The parents returned from their cruise today, so Child and I hied over there to see them and ask how things went. (The verdict: cruises bore them. “I never took so many naps in my life,” my father reported.) Of course, after the debriefing, my mother said to Child, “I brought you a sopresita (“little surprise”). It’s over there in the blue bag.”
“What is it?” she asks.
“What is it?” I ask, quieter.
“It’s un oso perezoso,” my mother replies.
“A… what? A what kind of bear?” I say, bemused.
“Perezoso,” my mother repeats. “‘Lazy.’ You’ll see.”
Daughter brings out the stuffed animal, triumphant. It is… (drumroll)… a sloth! I start laughing. “Oh, I see. A lazy bear.”
It doesn’t occur to me until later that the English name for the same creature also comes from a word for laziness. I wonder if the two languages came up with the idea independently, or if one of them borrowed it from the other? But then, sloths kind of do name themselves.
Later, we are talking about hairdressers, and my mother tells me she has to do something about her pasas, and this one puzzles me completely. “Your what?” I say, trying to guess from context. “Antenna?”
“No,” she says, dry. “Antenna is antena.” (Fancy that.) “Pasa is… well, it’s two things. First it’s…” She makes little picking motions with her hands as I stare, mystified. “You know, grapes when they dry up—”

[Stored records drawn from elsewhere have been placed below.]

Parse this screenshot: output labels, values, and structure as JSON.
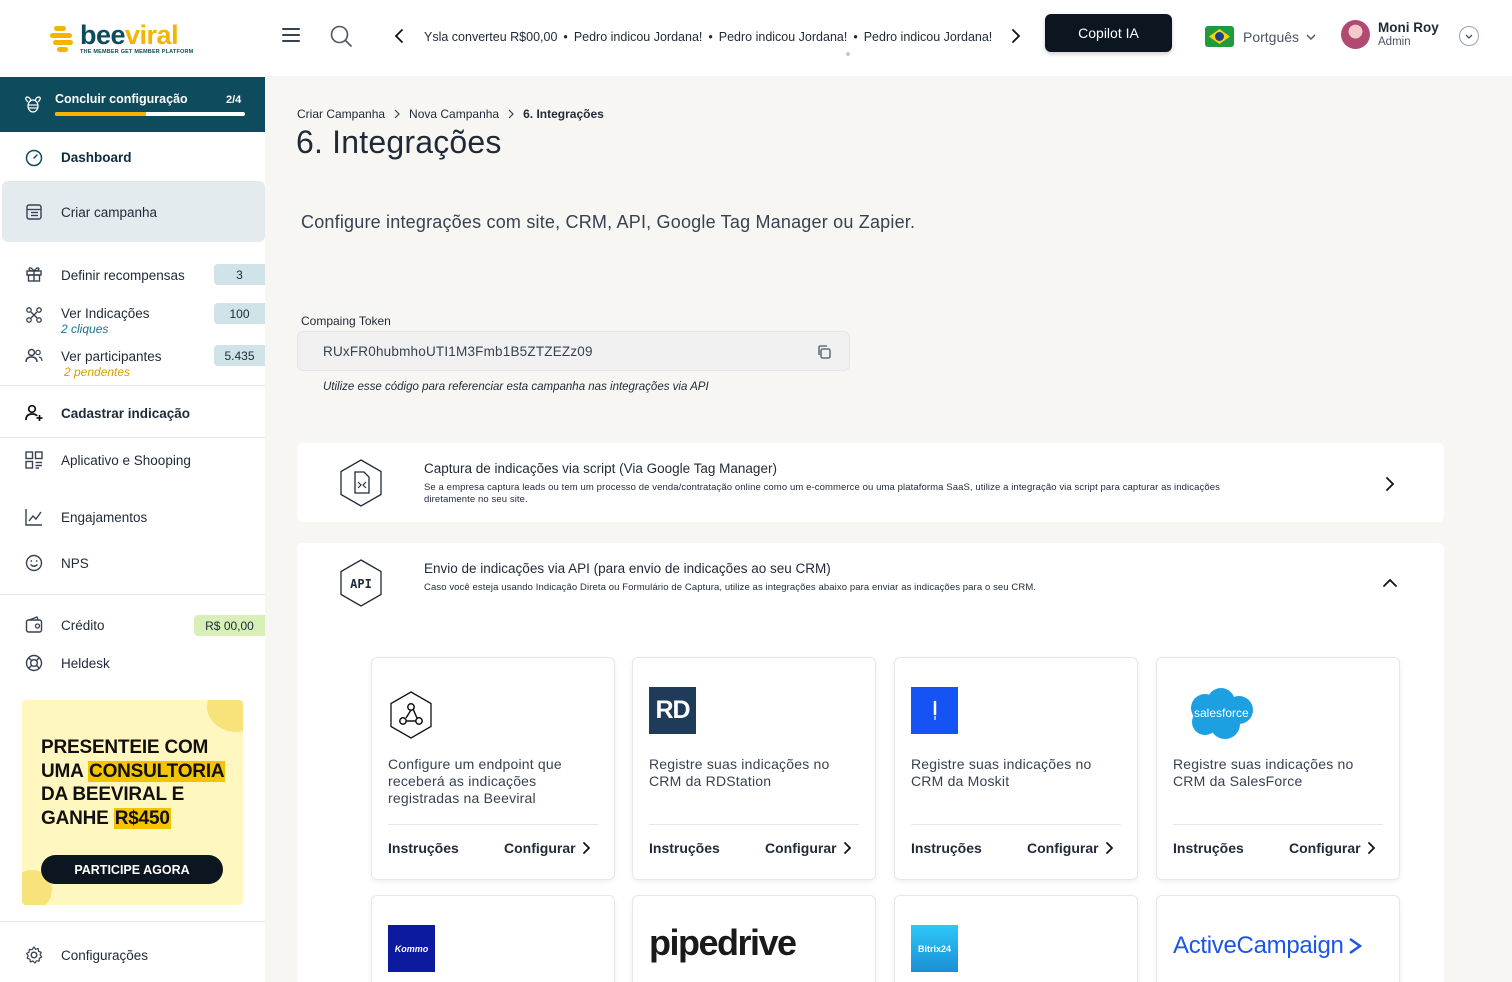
{
  "brand": {
    "name_part1": "bee",
    "name_part2": "viral",
    "tagline": "THE MEMBER GET MEMBER PLATFORM"
  },
  "ticker": [
    "Ysla converteu R$00,00",
    "Pedro indicou Jordana!",
    "Pedro indicou Jordana!",
    "Pedro indicou Jordana!"
  ],
  "header": {
    "copilot_label": "Copilot IA",
    "language": "Portguês",
    "user_name": "Moni Roy",
    "user_role": "Admin"
  },
  "setup": {
    "label": "Concluir configuração",
    "count": "2/4",
    "progress": 0.48
  },
  "sidebar": {
    "dashboard": "Dashboard",
    "criar_campanha": "Criar campanha",
    "recompensas": {
      "label": "Definir recompensas",
      "badge": "3"
    },
    "indicacoes": {
      "label": "Ver Indicações",
      "badge": "100",
      "sub": "2 cliques"
    },
    "participantes": {
      "label": "Ver participantes",
      "badge": "5.435",
      "sub": "2 pendentes"
    },
    "cadastrar": "Cadastrar indicação",
    "aplicativo": "Aplicativo e Shooping",
    "engajamentos": "Engajamentos",
    "nps": "NPS",
    "credito": {
      "label": "Crédito",
      "badge": "R$ 00,00"
    },
    "heldesk": "Heldesk",
    "configuracoes": "Configurações"
  },
  "promo": {
    "line1": "PRESENTEIE COM",
    "line2a": "UMA ",
    "line2b": "CONSULTORIA",
    "line3": "DA BEEVIRAL E",
    "line4a": "GANHE ",
    "line4b": "R$450",
    "button": "PARTICIPE AGORA"
  },
  "breadcrumb": [
    "Criar Campanha",
    "Nova Campanha",
    "6. Integrações"
  ],
  "page": {
    "title": "6. Integrações",
    "description": "Configure integrações com site, CRM, API, Google Tag Manager ou Zapier."
  },
  "token": {
    "label": "Compaing Token",
    "value": "RUxFR0hubmhoUTI1M3Fmb1B5ZTZEZz09",
    "hint": "Utilize esse código para referenciar esta campanha nas integrações via API"
  },
  "panels": {
    "gtm": {
      "title": "Captura de indicações via script (Via Google Tag Manager)",
      "desc": "Se a empresa captura leads ou tem um processo de venda/contratação online como um e-commerce ou uma plataforma SaaS, utilize a integração via script para capturar as indicações diretamente no seu site."
    },
    "api": {
      "title": "Envio de indicações via API (para envio de indicações ao seu CRM)",
      "desc": "Caso você esteja usando Indicação Direta ou Formulário de Captura, utilize as integrações abaixo para enviar as indicações para o seu CRM.",
      "icon_text": "API"
    }
  },
  "cards": [
    {
      "text": "Configure um endpoint que receberá as indicações registradas na Beeviral",
      "instr": "Instruções",
      "config": "Configurar"
    },
    {
      "logo_text": "RD",
      "text": "Registre suas indicações no CRM da RDStation",
      "instr": "Instruções",
      "config": "Configurar"
    },
    {
      "text": "Registre suas indicações no CRM da Moskit",
      "instr": "Instruções",
      "config": "Configurar"
    },
    {
      "logo_text": "salesforce",
      "text": "Registre suas indicações no CRM da SalesForce",
      "instr": "Instruções",
      "config": "Configurar"
    }
  ],
  "cards_row2": {
    "kommo": "Kommo",
    "pipedrive": "pipedrive",
    "bitrix": "Bitrix24",
    "activecampaign": "ActiveCampaign"
  },
  "colors": {
    "primary": "#0e4b5c",
    "accent": "#f5b400",
    "dark": "#0b1620"
  }
}
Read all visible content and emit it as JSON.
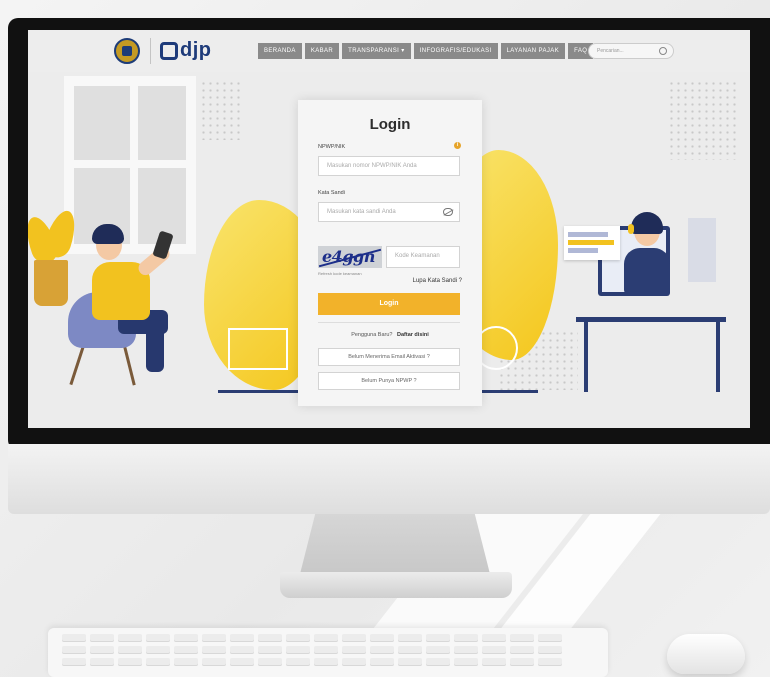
{
  "nav": {
    "brand": "djp",
    "items": [
      "BERANDA",
      "KABAR",
      "TRANSPARANSI ▾",
      "INFOGRAFIS/EDUKASI",
      "LAYANAN PAJAK",
      "FAQ"
    ],
    "search_placeholder": "Pencarian..."
  },
  "login": {
    "title": "Login",
    "npwp_label": "NPWP/NIK",
    "npwp_placeholder": "Masukan nomor NPWP/NIK Anda",
    "password_label": "Kata Sandi",
    "password_placeholder": "Masukan kata sandi Anda",
    "captcha_text": "e4ggn",
    "captcha_placeholder": "Kode Keamanan",
    "captcha_note": "Refresh kode keamanan",
    "forgot_password": "Lupa Kata Sandi ?",
    "login_button": "Login",
    "signup_prompt": "Pengguna Baru?",
    "signup_link": "Daftar disini",
    "activation_button": "Belum Menerima Email Aktivasi ?",
    "no_npwp_button": "Belum Punya NPWP ?"
  },
  "colors": {
    "accent": "#f2b22a",
    "brand_blue": "#1e3b7a",
    "illustration_yellow": "#f2c21f"
  }
}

“Raisins,” I say. And then lift my brows. “Really? The word for raisins is pasa?”
“Yes,” she says. “They are wrinkly. So, these hairs on your head that are like this—” She makes a corkscrew motion with her finger.
“Oh!” I say. “They’re twisty. Like the wrinkles on a raisin.”
“Yes,” she says. “We call them pasas. People in Spain, they say they need to straighten their pasas.”
“Ohhh,” I say, well-pleased. Then pause. “How can I never have heard the name for raisins?”
“We called them uvas,” she said.
“Uvas are grapes,” I tell her, eyeing her.
“Well, yes,” she says. “But we never ate raisins in our house, so that’s the closest we got.”
So there you go. Sloths and raisins, which are also those annoying hairs that you can’t get to lie flat. And I wonder how I grew up fascinated by languages! So much you learn from the way people extrapolate words to include other meanings. Real languages are like the people who speak them: complex and informed by histories they don’t even often remember, beautiful and silly and unexpected.